### [PROBLEM TO WORK ON]
Repeat the data below exactly, with every entry included.

────────

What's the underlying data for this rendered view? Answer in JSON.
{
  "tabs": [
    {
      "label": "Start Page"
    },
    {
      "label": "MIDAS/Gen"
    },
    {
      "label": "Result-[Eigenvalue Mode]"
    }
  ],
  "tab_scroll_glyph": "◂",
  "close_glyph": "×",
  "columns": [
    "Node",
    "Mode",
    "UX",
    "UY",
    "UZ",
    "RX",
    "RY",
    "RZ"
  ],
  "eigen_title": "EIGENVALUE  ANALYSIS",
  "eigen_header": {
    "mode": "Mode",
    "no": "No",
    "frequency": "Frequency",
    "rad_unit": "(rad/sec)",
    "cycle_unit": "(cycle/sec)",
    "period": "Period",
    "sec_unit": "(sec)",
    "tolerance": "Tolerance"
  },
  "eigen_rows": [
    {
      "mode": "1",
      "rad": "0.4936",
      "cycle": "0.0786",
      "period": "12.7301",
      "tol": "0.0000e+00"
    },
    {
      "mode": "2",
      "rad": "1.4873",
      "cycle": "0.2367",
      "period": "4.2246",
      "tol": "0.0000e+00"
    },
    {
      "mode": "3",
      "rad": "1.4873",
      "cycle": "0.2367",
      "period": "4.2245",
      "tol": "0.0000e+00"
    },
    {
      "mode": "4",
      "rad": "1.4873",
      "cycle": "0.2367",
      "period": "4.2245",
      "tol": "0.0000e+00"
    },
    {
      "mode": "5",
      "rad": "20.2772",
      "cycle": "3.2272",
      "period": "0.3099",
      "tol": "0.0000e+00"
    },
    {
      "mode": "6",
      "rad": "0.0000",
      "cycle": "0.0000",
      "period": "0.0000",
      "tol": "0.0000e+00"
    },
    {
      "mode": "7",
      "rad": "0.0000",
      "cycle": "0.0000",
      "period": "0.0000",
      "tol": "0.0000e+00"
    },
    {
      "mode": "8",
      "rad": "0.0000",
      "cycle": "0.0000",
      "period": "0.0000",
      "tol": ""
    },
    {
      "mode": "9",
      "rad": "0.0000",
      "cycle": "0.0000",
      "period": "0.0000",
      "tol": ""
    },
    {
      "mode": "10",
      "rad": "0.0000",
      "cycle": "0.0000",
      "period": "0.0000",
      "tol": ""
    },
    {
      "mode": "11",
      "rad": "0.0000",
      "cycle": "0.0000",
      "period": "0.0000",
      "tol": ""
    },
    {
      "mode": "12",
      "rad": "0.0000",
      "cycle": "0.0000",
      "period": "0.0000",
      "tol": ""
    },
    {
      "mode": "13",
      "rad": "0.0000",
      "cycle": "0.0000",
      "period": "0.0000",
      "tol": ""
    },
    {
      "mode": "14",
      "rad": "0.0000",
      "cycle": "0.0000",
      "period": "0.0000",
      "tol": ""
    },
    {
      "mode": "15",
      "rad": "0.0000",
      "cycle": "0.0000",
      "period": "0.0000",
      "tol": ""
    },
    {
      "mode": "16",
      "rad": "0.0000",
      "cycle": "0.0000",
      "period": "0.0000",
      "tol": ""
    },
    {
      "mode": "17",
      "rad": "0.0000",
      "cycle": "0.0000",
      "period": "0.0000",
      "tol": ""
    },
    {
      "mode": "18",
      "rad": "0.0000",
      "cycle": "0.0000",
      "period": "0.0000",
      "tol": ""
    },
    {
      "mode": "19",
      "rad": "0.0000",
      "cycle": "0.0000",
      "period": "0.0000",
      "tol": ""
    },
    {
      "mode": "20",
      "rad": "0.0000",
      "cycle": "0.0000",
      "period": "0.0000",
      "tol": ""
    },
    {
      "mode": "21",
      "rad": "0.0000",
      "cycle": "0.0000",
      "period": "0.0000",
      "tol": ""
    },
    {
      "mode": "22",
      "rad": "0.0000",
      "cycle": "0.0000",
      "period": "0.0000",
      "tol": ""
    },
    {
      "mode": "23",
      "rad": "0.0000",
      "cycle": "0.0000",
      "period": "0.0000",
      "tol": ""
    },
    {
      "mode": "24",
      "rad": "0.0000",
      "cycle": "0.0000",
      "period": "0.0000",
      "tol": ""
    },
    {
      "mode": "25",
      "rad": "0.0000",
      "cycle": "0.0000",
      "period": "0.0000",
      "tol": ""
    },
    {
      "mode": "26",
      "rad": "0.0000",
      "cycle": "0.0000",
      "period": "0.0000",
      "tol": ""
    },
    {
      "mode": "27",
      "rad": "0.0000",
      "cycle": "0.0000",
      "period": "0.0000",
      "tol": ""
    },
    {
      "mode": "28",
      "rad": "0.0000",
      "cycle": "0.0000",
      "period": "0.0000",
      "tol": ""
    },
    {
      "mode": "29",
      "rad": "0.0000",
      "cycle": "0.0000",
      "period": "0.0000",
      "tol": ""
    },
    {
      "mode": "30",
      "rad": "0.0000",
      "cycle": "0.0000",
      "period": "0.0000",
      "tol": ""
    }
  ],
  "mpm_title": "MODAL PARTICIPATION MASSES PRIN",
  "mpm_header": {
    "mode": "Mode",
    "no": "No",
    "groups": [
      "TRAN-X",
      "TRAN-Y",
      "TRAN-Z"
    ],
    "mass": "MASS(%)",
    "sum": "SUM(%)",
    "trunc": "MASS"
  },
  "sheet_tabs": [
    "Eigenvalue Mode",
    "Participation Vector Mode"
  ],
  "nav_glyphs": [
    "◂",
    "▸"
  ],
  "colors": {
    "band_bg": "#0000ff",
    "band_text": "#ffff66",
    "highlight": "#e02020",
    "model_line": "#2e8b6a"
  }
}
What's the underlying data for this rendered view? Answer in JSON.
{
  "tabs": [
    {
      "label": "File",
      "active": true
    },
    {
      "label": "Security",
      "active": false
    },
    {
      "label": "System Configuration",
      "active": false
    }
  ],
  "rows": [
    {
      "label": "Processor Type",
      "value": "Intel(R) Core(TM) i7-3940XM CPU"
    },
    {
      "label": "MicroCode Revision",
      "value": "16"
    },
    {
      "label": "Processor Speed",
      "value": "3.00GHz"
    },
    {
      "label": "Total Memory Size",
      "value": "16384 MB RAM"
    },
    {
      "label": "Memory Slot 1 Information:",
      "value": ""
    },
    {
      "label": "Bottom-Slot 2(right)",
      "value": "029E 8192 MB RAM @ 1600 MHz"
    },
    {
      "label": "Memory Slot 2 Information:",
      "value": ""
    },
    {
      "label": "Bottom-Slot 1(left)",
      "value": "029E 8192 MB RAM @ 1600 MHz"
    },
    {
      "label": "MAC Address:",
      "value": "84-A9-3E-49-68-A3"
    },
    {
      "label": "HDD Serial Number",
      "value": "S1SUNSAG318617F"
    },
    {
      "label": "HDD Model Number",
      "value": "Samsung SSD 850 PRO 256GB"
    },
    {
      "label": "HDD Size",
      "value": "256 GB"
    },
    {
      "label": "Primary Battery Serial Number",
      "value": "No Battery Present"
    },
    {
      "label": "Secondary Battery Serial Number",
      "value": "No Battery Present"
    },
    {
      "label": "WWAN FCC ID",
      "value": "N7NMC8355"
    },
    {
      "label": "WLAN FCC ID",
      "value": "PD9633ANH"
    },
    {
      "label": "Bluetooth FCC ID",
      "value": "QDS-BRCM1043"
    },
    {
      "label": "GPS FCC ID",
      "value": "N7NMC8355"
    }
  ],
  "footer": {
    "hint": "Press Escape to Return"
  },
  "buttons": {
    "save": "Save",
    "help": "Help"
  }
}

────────

### [ANSWER TO THIS TASK]
What's the underlying data for this rendered view? Answer in JSON.
{
  "tabs": [
    {
      "label": "Start Page"
    },
    {
      "label": "MIDAS/Gen"
    },
    {
      "label": "Result-[Eigenvalue Mode]"
    }
  ],
  "tab_scroll_glyph": "◂",
  "close_glyph": "×",
  "columns": [
    "Node",
    "Mode",
    "UX",
    "UY",
    "UZ",
    "RX",
    "RY",
    "RZ"
  ],
  "eigen_title": "EIGENVALUE  ANALYSIS",
  "eigen_header": {
    "mode": "Mode",
    "no": "No",
    "frequency": "Frequency",
    "rad_unit": "(rad/sec)",
    "cycle_unit": "(cycle/sec)",
    "period": "Period",
    "sec_unit": "(sec)",
    "tolerance": "Tolerance"
  },
  "eigen_rows": [
    {
      "mode": "1",
      "rad": "0.4936",
      "cycle": "0.0786",
      "period": "12.7301",
      "tol": "0.0000e+00"
    },
    {
      "mode": "2",
      "rad": "1.4873",
      "cycle": "0.2367",
      "period": "4.2246",
      "tol": "0.0000e+00"
    },
    {
      "mode": "3",
      "rad": "1.4873",
      "cycle": "0.2367",
      "period": "4.2245",
      "tol": "0.0000e+00"
    },
    {
      "mode": "4",
      "rad": "1.4873",
      "cycle": "0.2367",
      "period": "4.2245",
      "tol": "0.0000e+00"
    },
    {
      "mode": "5",
      "rad": "20.2772",
      "cycle": "3.2272",
      "period": "0.3099",
      "tol": "0.0000e+00"
    },
    {
      "mode": "6",
      "rad": "0.0000",
      "cycle": "0.0000",
      "period": "0.0000",
      "tol": "0.0000e+00"
    },
    {
      "mode": "7",
      "rad": "0.0000",
      "cycle": "0.0000",
      "period": "0.0000",
      "tol": "0.0000e+00"
    },
    {
      "mode": "8",
      "rad": "0.0000",
      "cycle": "0.0000",
      "period": "0.0000",
      "tol": ""
    },
    {
      "mode": "9",
      "rad": "0.0000",
      "cycle": "0.0000",
      "period": "0.0000",
      "tol": ""
    },
    {
      "mode": "10",
      "rad": "0.0000",
      "cycle": "0.0000",
      "period": "0.0000",
      "tol": ""
    },
    {
      "mode": "11",
      "rad": "0.0000",
      "cycle": "0.0000",
      "period": "0.0000",
      "tol": ""
    },
    {
      "mode": "12",
      "rad": "0.0000",
      "cycle": "0.0000",
      "period": "0.0000",
      "tol": ""
    },
    {
      "mode": "13",
      "rad": "0.0000",
      "cycle": "0.0000",
      "period": "0.0000",
      "tol": ""
    },
    {
      "mode": "14",
      "rad": "0.0000",
      "cycle": "0.0000",
      "period": "0.0000",
      "tol": ""
    },
    {
      "mode": "15",
      "rad": "0.0000",
      "cycle": "0.0000",
      "period": "0.0000",
      "tol": ""
    },
    {
      "mode": "16",
      "rad": "0.0000",
      "cycle": "0.0000",
      "period": "0.0000",
      "tol": ""
    },
    {
      "mode": "17",
      "rad": "0.0000",
      "cycle": "0.0000",
      "period": "0.0000",
      "tol": ""
    },
    {
      "mode": "18",
      "rad": "0.0000",
      "cycle": "0.0000",
      "period": "0.0000",
      "tol": ""
    },
    {
      "mode": "19",
      "rad": "0.0000",
      "cycle": "0.0000",
      "period": "0.0000",
      "tol": ""
    },
    {
      "mode": "20",
      "rad": "0.0000",
      "cycle": "0.0000",
      "period": "0.0000",
      "tol": ""
    },
    {
      "mode": "21",
      "rad": "0.0000",
      "cycle": "0.0000",
      "period": "0.0000",
      "tol": ""
    },
    {
      "mode": "22",
      "rad": "0.0000",
      "cycle": "0.0000",
      "period": "0.0000",
      "tol": ""
    },
    {
      "mode": "23",
      "rad": "0.0000",
      "cycle": "0.0000",
      "period": "0.0000",
      "tol": ""
    },
    {
      "mode": "24",
      "rad": "0.0000",
      "cycle": "0.0000",
      "period": "0.0000",
      "tol": ""
    },
    {
      "mode": "25",
      "rad": "0.0000",
      "cycle": "0.0000",
      "period": "0.0000",
      "tol": ""
    },
    {
      "mode": "26",
      "rad": "0.0000",
      "cycle": "0.0000",
      "period": "0.0000",
      "tol": ""
    },
    {
      "mode": "27",
      "rad": "0.0000",
      "cycle": "0.0000",
      "period": "0.0000",
      "tol": ""
    },
    {
      "mode": "28",
      "rad": "0.0000",
      "cycle": "0.0000",
      "period": "0.0000",
      "tol": ""
    },
    {
      "mode": "29",
      "rad": "0.0000",
      "cycle": "0.0000",
      "period": "0.0000",
      "tol": ""
    },
    {
      "mode": "30",
      "rad": "0.0000",
      "cycle": "0.0000",
      "period": "0.0000",
      "tol": ""
    }
  ],
  "mpm_title": "MODAL PARTICIPATION MASSES PRIN",
  "mpm_header": {
    "mode": "Mode",
    "no": "No",
    "groups": [
      "TRAN-X",
      "TRAN-Y",
      "TRAN-Z"
    ],
    "mass": "MASS(%)",
    "sum": "SUM(%)",
    "trunc": "MASS"
  },
  "sheet_tabs": [
    "Eigenvalue Mode",
    "Participation Vector Mode"
  ],
  "nav_glyphs": [
    "◂",
    "▸"
  ],
  "colors": {
    "band_bg": "#0000ff",
    "band_text": "#ffff66",
    "highlight": "#e02020",
    "model_line": "#2e8b6a"
  }
}
What's the underlying data for this rendered view? Answer in JSON.
{
  "tabs": [
    {
      "label": "File",
      "active": true
    },
    {
      "label": "Security",
      "active": false
    },
    {
      "label": "System Configuration",
      "active": false
    }
  ],
  "rows": [
    {
      "label": "Processor Type",
      "value": "Intel(R) Core(TM) i7-3940XM CPU"
    },
    {
      "label": "MicroCode Revision",
      "value": "16"
    },
    {
      "label": "Processor Speed",
      "value": "3.00GHz"
    },
    {
      "label": "Total Memory Size",
      "value": "16384 MB RAM"
    },
    {
      "label": "Memory Slot 1 Information:",
      "value": ""
    },
    {
      "label": "Bottom-Slot 2(right)",
      "value": "029E 8192 MB RAM @ 1600 MHz"
    },
    {
      "label": "Memory Slot 2 Information:",
      "value": ""
    },
    {
      "label": "Bottom-Slot 1(left)",
      "value": "029E 8192 MB RAM @ 1600 MHz"
    },
    {
      "label": "MAC Address:",
      "value": "84-A9-3E-49-68-A3"
    },
    {
      "label": "HDD Serial Number",
      "value": "S1SUNSAG318617F"
    },
    {
      "label": "HDD Model Number",
      "value": "Samsung SSD 850 PRO 256GB"
    },
    {
      "label": "HDD Size",
      "value": "256 GB"
    },
    {
      "label": "Primary Battery Serial Number",
      "value": "No Battery Present"
    },
    {
      "label": "Secondary Battery Serial Number",
      "value": "No Battery Present"
    },
    {
      "label": "WWAN FCC ID",
      "value": "N7NMC8355"
    },
    {
      "label": "WLAN FCC ID",
      "value": "PD9633ANH"
    },
    {
      "label": "Bluetooth FCC ID",
      "value": "QDS-BRCM1043"
    },
    {
      "label": "GPS FCC ID",
      "value": "N7NMC8355"
    }
  ],
  "footer": {
    "hint": "Press Escape to Return"
  },
  "buttons": {
    "save": "Save",
    "help": "Help"
  }
}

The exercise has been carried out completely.